» Assignment: Repeat the listing below in full, keeping each word as given.
# # # # #
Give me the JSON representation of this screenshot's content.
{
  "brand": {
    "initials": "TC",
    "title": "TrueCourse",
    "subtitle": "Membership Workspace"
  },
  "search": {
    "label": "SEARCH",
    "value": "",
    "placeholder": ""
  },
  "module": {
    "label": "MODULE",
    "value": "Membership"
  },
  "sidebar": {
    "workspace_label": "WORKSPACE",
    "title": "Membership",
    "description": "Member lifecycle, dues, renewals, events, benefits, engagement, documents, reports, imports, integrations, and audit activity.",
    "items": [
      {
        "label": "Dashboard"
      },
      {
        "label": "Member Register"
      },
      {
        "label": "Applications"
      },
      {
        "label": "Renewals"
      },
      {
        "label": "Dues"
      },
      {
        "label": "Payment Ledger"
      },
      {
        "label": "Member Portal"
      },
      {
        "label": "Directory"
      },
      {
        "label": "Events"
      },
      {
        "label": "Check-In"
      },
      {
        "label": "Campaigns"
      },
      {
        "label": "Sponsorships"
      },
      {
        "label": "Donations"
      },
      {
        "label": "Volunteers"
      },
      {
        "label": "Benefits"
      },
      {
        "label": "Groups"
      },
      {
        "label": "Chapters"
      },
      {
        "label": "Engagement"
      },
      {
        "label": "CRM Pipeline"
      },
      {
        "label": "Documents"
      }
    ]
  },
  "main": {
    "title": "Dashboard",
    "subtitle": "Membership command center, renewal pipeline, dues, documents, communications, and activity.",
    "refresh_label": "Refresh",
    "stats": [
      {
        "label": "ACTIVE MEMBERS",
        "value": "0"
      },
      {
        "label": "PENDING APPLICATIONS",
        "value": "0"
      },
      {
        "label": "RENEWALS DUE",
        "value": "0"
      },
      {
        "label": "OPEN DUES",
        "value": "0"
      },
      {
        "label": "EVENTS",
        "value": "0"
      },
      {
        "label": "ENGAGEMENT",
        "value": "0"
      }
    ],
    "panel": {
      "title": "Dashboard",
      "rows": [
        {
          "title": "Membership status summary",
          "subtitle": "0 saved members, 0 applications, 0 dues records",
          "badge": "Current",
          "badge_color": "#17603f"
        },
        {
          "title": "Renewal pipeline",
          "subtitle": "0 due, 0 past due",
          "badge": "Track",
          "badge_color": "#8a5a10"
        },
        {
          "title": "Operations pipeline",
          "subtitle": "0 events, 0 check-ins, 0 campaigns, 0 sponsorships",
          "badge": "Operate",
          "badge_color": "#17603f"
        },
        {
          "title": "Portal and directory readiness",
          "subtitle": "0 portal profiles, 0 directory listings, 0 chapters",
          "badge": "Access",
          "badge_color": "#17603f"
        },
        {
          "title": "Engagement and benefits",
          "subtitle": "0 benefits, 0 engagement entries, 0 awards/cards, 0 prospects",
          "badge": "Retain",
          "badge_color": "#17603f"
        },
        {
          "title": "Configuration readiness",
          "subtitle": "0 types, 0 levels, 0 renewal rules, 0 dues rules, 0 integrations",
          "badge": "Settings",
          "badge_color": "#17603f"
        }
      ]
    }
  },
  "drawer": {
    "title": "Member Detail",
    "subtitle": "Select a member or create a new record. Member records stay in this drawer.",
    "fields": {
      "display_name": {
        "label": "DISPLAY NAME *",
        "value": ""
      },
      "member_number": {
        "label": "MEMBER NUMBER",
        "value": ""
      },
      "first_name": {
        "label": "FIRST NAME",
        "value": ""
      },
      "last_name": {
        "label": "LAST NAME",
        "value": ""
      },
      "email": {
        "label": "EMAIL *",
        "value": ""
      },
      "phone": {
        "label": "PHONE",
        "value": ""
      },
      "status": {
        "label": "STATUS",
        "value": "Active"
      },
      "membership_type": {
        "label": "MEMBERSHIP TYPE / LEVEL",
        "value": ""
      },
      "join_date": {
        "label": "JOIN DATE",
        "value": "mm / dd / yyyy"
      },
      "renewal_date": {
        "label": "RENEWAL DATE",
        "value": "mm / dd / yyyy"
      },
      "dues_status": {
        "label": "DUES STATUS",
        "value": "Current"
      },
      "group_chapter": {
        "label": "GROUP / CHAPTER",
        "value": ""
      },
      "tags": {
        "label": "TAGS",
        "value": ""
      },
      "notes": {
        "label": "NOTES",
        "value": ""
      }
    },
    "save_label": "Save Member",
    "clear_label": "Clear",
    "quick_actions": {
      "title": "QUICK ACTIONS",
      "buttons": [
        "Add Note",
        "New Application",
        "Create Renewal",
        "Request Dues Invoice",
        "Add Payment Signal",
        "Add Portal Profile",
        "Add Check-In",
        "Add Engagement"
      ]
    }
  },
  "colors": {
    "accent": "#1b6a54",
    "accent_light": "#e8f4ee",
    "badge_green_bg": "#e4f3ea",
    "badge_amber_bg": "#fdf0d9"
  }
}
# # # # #
» Expected output:
Give me the JSON representation of this screenshot's content.
{
  "brand": {
    "initials": "TC",
    "title": "TrueCourse",
    "subtitle": "Membership Workspace"
  },
  "search": {
    "label": "SEARCH",
    "value": "",
    "placeholder": ""
  },
  "module": {
    "label": "MODULE",
    "value": "Membership"
  },
  "sidebar": {
    "workspace_label": "WORKSPACE",
    "title": "Membership",
    "description": "Member lifecycle, dues, renewals, events, benefits, engagement, documents, reports, imports, integrations, and audit activity.",
    "items": [
      {
        "label": "Dashboard"
      },
      {
        "label": "Member Register"
      },
      {
        "label": "Applications"
      },
      {
        "label": "Renewals"
      },
      {
        "label": "Dues"
      },
      {
        "label": "Payment Ledger"
      },
      {
        "label": "Member Portal"
      },
      {
        "label": "Directory"
      },
      {
        "label": "Events"
      },
      {
        "label": "Check-In"
      },
      {
        "label": "Campaigns"
      },
      {
        "label": "Sponsorships"
      },
      {
        "label": "Donations"
      },
      {
        "label": "Volunteers"
      },
      {
        "label": "Benefits"
      },
      {
        "label": "Groups"
      },
      {
        "label": "Chapters"
      },
      {
        "label": "Engagement"
      },
      {
        "label": "CRM Pipeline"
      },
      {
        "label": "Documents"
      }
    ]
  },
  "main": {
    "title": "Dashboard",
    "subtitle": "Membership command center, renewal pipeline, dues, documents, communications, and activity.",
    "refresh_label": "Refresh",
    "stats": [
      {
        "label": "ACTIVE MEMBERS",
        "value": "0"
      },
      {
        "label": "PENDING APPLICATIONS",
        "value": "0"
      },
      {
        "label": "RENEWALS DUE",
        "value": "0"
      },
      {
        "label": "OPEN DUES",
        "value": "0"
      },
      {
        "label": "EVENTS",
        "value": "0"
      },
      {
        "label": "ENGAGEMENT",
        "value": "0"
      }
    ],
    "panel": {
      "title": "Dashboard",
      "rows": [
        {
          "title": "Membership status summary",
          "subtitle": "0 saved members, 0 applications, 0 dues records",
          "badge": "Current",
          "badge_color": "#17603f"
        },
        {
          "title": "Renewal pipeline",
          "subtitle": "0 due, 0 past due",
          "badge": "Track",
          "badge_color": "#8a5a10"
        },
        {
          "title": "Operations pipeline",
          "subtitle": "0 events, 0 check-ins, 0 campaigns, 0 sponsorships",
          "badge": "Operate",
          "badge_color": "#17603f"
        },
        {
          "title": "Portal and directory readiness",
          "subtitle": "0 portal profiles, 0 directory listings, 0 chapters",
          "badge": "Access",
          "badge_color": "#17603f"
        },
        {
          "title": "Engagement and benefits",
          "subtitle": "0 benefits, 0 engagement entries, 0 awards/cards, 0 prospects",
          "badge": "Retain",
          "badge_color": "#17603f"
        },
        {
          "title": "Configuration readiness",
          "subtitle": "0 types, 0 levels, 0 renewal rules, 0 dues rules, 0 integrations",
          "badge": "Settings",
          "badge_color": "#17603f"
        }
      ]
    }
  },
  "drawer": {
    "title": "Member Detail",
    "subtitle": "Select a member or create a new record. Member records stay in this drawer.",
    "fields": {
      "display_name": {
        "label": "DISPLAY NAME *",
        "value": ""
      },
      "member_number": {
        "label": "MEMBER NUMBER",
        "value": ""
      },
      "first_name": {
        "label": "FIRST NAME",
        "value": ""
      },
      "last_name": {
        "label": "LAST NAME",
        "value": ""
      },
      "email": {
        "label": "EMAIL *",
        "value": ""
      },
      "phone": {
        "label": "PHONE",
        "value": ""
      },
      "status": {
        "label": "STATUS",
        "value": "Active"
      },
      "membership_type": {
        "label": "MEMBERSHIP TYPE / LEVEL",
        "value": ""
      },
      "join_date": {
        "label": "JOIN DATE",
        "value": "mm / dd / yyyy"
      },
      "renewal_date": {
        "label": "RENEWAL DATE",
        "value": "mm / dd / yyyy"
      },
      "dues_status": {
        "label": "DUES STATUS",
        "value": "Current"
      },
      "group_chapter": {
        "label": "GROUP / CHAPTER",
        "value": ""
      },
      "tags": {
        "label": "TAGS",
        "value": ""
      },
      "notes": {
        "label": "NOTES",
        "value": ""
      }
    },
    "save_label": "Save Member",
    "clear_label": "Clear",
    "quick_actions": {
      "title": "QUICK ACTIONS",
      "buttons": [
        "Add Note",
        "New Application",
        "Create Renewal",
        "Request Dues Invoice",
        "Add Payment Signal",
        "Add Portal Profile",
        "Add Check-In",
        "Add Engagement"
      ]
    }
  },
  "colors": {
    "accent": "#1b6a54",
    "accent_light": "#e8f4ee",
    "badge_green_bg": "#e4f3ea",
    "badge_amber_bg": "#fdf0d9"
  }
}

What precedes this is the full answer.